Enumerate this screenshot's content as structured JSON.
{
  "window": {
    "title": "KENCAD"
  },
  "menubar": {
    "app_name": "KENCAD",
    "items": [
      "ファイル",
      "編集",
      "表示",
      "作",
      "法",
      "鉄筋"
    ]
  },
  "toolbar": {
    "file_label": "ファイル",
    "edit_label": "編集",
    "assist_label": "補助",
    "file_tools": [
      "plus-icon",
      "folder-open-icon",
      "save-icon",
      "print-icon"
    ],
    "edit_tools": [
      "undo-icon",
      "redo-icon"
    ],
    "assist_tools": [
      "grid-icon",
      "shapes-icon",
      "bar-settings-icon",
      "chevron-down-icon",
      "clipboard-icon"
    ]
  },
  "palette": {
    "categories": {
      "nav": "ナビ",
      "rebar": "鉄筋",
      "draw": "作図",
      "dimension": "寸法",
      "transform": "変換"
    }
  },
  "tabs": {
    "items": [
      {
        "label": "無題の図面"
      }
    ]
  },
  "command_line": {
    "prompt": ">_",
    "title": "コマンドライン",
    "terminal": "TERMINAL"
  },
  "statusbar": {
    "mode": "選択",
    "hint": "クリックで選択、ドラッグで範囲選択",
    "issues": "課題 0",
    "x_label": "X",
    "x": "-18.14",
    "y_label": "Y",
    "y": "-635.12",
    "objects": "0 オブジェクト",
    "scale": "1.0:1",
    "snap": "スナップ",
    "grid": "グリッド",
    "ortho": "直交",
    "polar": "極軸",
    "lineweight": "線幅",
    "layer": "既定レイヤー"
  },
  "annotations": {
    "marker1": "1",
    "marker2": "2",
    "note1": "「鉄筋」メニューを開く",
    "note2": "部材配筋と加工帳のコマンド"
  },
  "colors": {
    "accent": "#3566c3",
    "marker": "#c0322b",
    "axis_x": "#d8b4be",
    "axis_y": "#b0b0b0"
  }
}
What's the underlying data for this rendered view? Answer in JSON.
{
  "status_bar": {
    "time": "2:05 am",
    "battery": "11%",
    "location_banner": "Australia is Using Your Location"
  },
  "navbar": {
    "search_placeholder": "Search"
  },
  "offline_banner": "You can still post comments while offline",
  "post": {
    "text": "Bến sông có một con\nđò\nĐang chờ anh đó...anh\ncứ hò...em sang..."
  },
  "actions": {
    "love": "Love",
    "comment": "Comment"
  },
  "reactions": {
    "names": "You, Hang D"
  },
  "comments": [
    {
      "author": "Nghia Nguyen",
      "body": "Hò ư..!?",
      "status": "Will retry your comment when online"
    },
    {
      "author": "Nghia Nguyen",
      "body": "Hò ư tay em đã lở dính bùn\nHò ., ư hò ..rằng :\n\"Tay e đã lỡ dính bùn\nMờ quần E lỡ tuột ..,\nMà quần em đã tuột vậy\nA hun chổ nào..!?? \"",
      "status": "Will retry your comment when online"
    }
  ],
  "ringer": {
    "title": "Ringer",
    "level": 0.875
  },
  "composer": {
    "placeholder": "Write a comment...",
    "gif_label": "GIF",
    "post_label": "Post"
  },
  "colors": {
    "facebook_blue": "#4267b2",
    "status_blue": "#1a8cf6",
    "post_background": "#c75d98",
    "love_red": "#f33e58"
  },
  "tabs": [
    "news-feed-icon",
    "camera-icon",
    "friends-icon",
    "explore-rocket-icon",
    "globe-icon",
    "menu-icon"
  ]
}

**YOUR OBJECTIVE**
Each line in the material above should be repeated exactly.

**RESPONSE TO THE TASK**
Enumerate this screenshot's content as structured JSON.
{
  "window": {
    "title": "KENCAD"
  },
  "menubar": {
    "app_name": "KENCAD",
    "items": [
      "ファイル",
      "編集",
      "表示",
      "作",
      "法",
      "鉄筋"
    ]
  },
  "toolbar": {
    "file_label": "ファイル",
    "edit_label": "編集",
    "assist_label": "補助",
    "file_tools": [
      "plus-icon",
      "folder-open-icon",
      "save-icon",
      "print-icon"
    ],
    "edit_tools": [
      "undo-icon",
      "redo-icon"
    ],
    "assist_tools": [
      "grid-icon",
      "shapes-icon",
      "bar-settings-icon",
      "chevron-down-icon",
      "clipboard-icon"
    ]
  },
  "palette": {
    "categories": {
      "nav": "ナビ",
      "rebar": "鉄筋",
      "draw": "作図",
      "dimension": "寸法",
      "transform": "変換"
    }
  },
  "tabs": {
    "items": [
      {
        "label": "無題の図面"
      }
    ]
  },
  "command_line": {
    "prompt": ">_",
    "title": "コマンドライン",
    "terminal": "TERMINAL"
  },
  "statusbar": {
    "mode": "選択",
    "hint": "クリックで選択、ドラッグで範囲選択",
    "issues": "課題 0",
    "x_label": "X",
    "x": "-18.14",
    "y_label": "Y",
    "y": "-635.12",
    "objects": "0 オブジェクト",
    "scale": "1.0:1",
    "snap": "スナップ",
    "grid": "グリッド",
    "ortho": "直交",
    "polar": "極軸",
    "lineweight": "線幅",
    "layer": "既定レイヤー"
  },
  "annotations": {
    "marker1": "1",
    "marker2": "2",
    "note1": "「鉄筋」メニューを開く",
    "note2": "部材配筋と加工帳のコマンド"
  },
  "colors": {
    "accent": "#3566c3",
    "marker": "#c0322b",
    "axis_x": "#d8b4be",
    "axis_y": "#b0b0b0"
  }
}
What's the underlying data for this rendered view? Answer in JSON.
{
  "status_bar": {
    "time": "2:05 am",
    "battery": "11%",
    "location_banner": "Australia is Using Your Location"
  },
  "navbar": {
    "search_placeholder": "Search"
  },
  "offline_banner": "You can still post comments while offline",
  "post": {
    "text": "Bến sông có một con\nđò\nĐang chờ anh đó...anh\ncứ hò...em sang..."
  },
  "actions": {
    "love": "Love",
    "comment": "Comment"
  },
  "reactions": {
    "names": "You, Hang D"
  },
  "comments": [
    {
      "author": "Nghia Nguyen",
      "body": "Hò ư..!?",
      "status": "Will retry your comment when online"
    },
    {
      "author": "Nghia Nguyen",
      "body": "Hò ư tay em đã lở dính bùn\nHò ., ư hò ..rằng :\n\"Tay e đã lỡ dính bùn\nMờ quần E lỡ tuột ..,\nMà quần em đã tuột vậy\nA hun chổ nào..!?? \"",
      "status": "Will retry your comment when online"
    }
  ],
  "ringer": {
    "title": "Ringer",
    "level": 0.875
  },
  "composer": {
    "placeholder": "Write a comment...",
    "gif_label": "GIF",
    "post_label": "Post"
  },
  "colors": {
    "facebook_blue": "#4267b2",
    "status_blue": "#1a8cf6",
    "post_background": "#c75d98",
    "love_red": "#f33e58"
  },
  "tabs": [
    "news-feed-icon",
    "camera-icon",
    "friends-icon",
    "explore-rocket-icon",
    "globe-icon",
    "menu-icon"
  ]
}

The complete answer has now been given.